◆ REQUIRED WORK
Give back every entry exactly as it is written, but not the pictures.

[Dataset rows describing interfaces]

>>>

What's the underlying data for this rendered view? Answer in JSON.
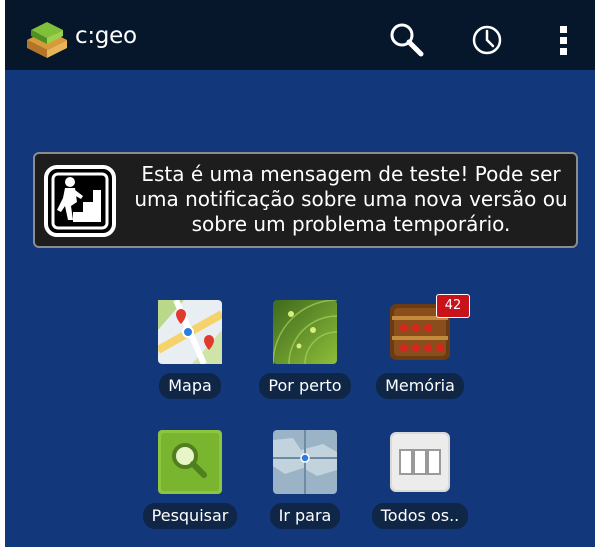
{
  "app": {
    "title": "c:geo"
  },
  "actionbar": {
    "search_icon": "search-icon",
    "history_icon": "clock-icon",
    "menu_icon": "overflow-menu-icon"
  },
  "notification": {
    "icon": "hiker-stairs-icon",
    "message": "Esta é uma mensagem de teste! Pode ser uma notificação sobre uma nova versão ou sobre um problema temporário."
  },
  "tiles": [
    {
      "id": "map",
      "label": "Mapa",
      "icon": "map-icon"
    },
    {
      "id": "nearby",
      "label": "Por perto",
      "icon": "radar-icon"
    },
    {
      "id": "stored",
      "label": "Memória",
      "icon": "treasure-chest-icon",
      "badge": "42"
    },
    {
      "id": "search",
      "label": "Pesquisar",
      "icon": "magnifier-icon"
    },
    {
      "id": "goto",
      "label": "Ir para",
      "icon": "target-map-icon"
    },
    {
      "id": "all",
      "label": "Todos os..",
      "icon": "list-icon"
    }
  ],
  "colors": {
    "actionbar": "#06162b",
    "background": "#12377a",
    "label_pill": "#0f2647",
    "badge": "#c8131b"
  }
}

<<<

◆ OUTPUT OF THE EXERCISE
What's the underlying data for this rendered view? Answer in JSON.
{
  "app": {
    "title": "c:geo"
  },
  "actionbar": {
    "search_icon": "search-icon",
    "history_icon": "clock-icon",
    "menu_icon": "overflow-menu-icon"
  },
  "notification": {
    "icon": "hiker-stairs-icon",
    "message": "Esta é uma mensagem de teste! Pode ser uma notificação sobre uma nova versão ou sobre um problema temporário."
  },
  "tiles": [
    {
      "id": "map",
      "label": "Mapa",
      "icon": "map-icon"
    },
    {
      "id": "nearby",
      "label": "Por perto",
      "icon": "radar-icon"
    },
    {
      "id": "stored",
      "label": "Memória",
      "icon": "treasure-chest-icon",
      "badge": "42"
    },
    {
      "id": "search",
      "label": "Pesquisar",
      "icon": "magnifier-icon"
    },
    {
      "id": "goto",
      "label": "Ir para",
      "icon": "target-map-icon"
    },
    {
      "id": "all",
      "label": "Todos os..",
      "icon": "list-icon"
    }
  ],
  "colors": {
    "actionbar": "#06162b",
    "background": "#12377a",
    "label_pill": "#0f2647",
    "badge": "#c8131b"
  }
}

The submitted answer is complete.